- **Problem description**: Please tally the lines in the material below that contain the word "인스타그램", and give the count only.

- **Data provided**:
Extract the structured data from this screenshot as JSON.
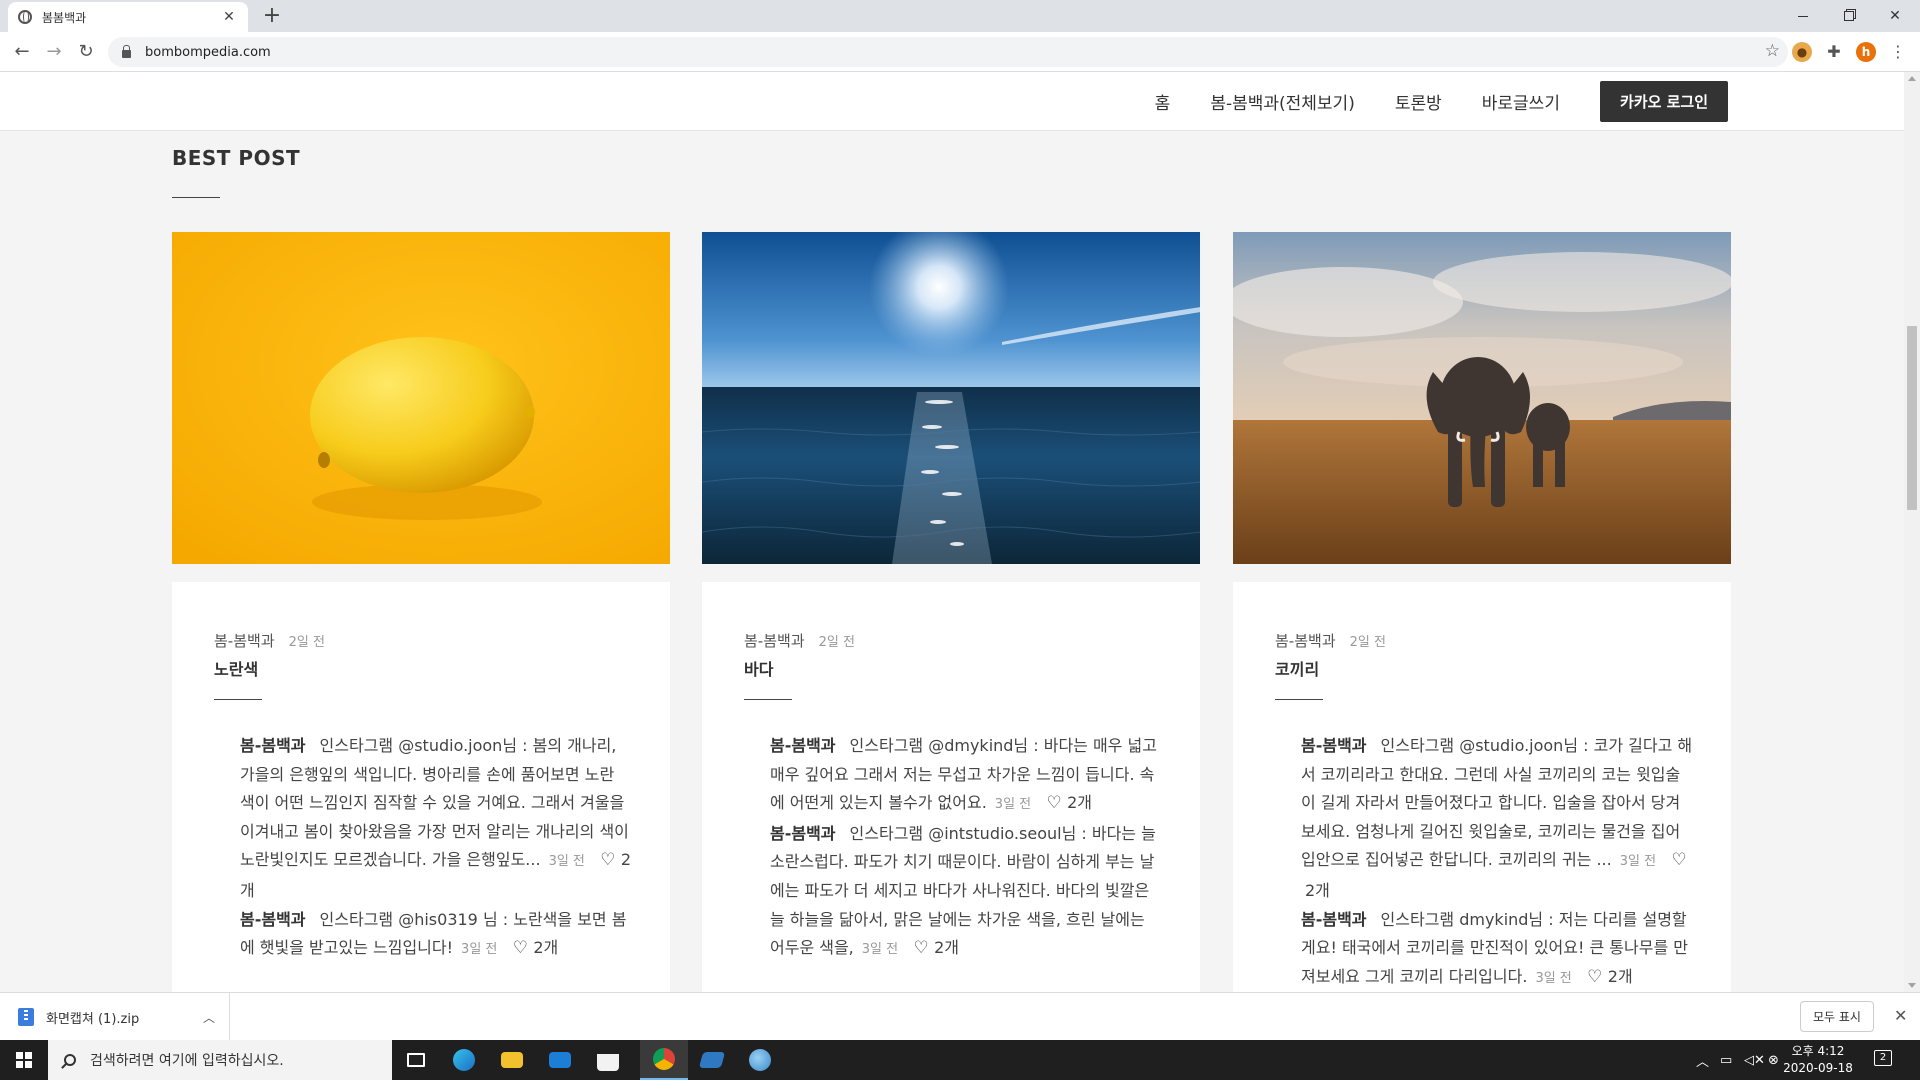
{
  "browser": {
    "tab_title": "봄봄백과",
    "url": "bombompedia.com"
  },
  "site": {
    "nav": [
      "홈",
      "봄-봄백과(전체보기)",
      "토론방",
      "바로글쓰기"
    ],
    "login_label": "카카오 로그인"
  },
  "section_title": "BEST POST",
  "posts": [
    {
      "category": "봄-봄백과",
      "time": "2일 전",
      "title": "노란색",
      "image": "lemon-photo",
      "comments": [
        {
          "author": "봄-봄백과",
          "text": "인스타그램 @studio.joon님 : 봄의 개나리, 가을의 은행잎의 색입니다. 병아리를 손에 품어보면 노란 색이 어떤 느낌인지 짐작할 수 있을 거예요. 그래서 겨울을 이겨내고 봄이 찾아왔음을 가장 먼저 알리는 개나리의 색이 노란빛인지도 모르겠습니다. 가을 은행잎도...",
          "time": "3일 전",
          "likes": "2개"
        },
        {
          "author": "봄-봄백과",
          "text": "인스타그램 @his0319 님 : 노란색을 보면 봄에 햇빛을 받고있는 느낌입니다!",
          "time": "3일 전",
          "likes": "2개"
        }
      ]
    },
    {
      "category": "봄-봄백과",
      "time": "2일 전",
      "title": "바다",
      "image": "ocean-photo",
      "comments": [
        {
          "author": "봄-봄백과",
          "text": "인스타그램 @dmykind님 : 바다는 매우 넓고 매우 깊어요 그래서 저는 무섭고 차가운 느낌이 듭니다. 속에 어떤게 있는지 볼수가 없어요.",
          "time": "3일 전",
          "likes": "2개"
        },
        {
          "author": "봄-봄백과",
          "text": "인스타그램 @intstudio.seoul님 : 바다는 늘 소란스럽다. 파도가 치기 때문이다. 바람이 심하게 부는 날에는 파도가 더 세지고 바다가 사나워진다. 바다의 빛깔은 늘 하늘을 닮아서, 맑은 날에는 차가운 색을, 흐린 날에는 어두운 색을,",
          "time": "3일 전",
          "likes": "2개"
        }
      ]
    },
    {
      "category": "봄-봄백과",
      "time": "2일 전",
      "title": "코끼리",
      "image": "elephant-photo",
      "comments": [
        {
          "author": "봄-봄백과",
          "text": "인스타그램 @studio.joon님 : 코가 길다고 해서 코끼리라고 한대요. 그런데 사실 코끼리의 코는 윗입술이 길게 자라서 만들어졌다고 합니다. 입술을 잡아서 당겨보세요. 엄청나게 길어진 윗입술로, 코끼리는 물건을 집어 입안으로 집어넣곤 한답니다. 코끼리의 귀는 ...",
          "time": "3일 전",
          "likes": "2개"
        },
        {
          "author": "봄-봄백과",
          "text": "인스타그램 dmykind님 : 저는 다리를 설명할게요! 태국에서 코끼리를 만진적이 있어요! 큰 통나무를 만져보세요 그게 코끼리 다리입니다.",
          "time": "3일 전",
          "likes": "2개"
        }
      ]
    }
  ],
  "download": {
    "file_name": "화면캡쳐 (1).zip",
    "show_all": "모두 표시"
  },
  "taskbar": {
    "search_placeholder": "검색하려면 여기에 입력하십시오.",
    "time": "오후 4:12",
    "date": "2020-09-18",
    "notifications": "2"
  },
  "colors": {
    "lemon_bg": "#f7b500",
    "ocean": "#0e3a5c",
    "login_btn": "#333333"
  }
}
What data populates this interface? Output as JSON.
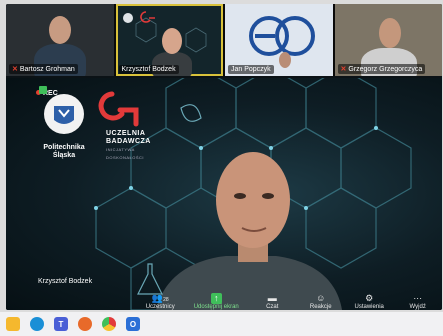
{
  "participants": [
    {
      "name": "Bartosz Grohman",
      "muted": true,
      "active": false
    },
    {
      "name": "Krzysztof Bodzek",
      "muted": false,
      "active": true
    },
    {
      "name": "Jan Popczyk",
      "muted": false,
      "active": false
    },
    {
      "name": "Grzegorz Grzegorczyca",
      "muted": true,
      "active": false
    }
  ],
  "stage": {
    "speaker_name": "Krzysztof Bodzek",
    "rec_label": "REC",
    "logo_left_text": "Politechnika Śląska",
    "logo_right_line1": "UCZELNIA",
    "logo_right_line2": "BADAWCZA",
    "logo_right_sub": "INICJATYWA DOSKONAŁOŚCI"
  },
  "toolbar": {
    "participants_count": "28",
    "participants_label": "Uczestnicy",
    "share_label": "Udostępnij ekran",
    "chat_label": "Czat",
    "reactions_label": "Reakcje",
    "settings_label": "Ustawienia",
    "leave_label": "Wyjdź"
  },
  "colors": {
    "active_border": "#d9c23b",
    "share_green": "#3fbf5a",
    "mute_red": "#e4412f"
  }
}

- **Response box**: 6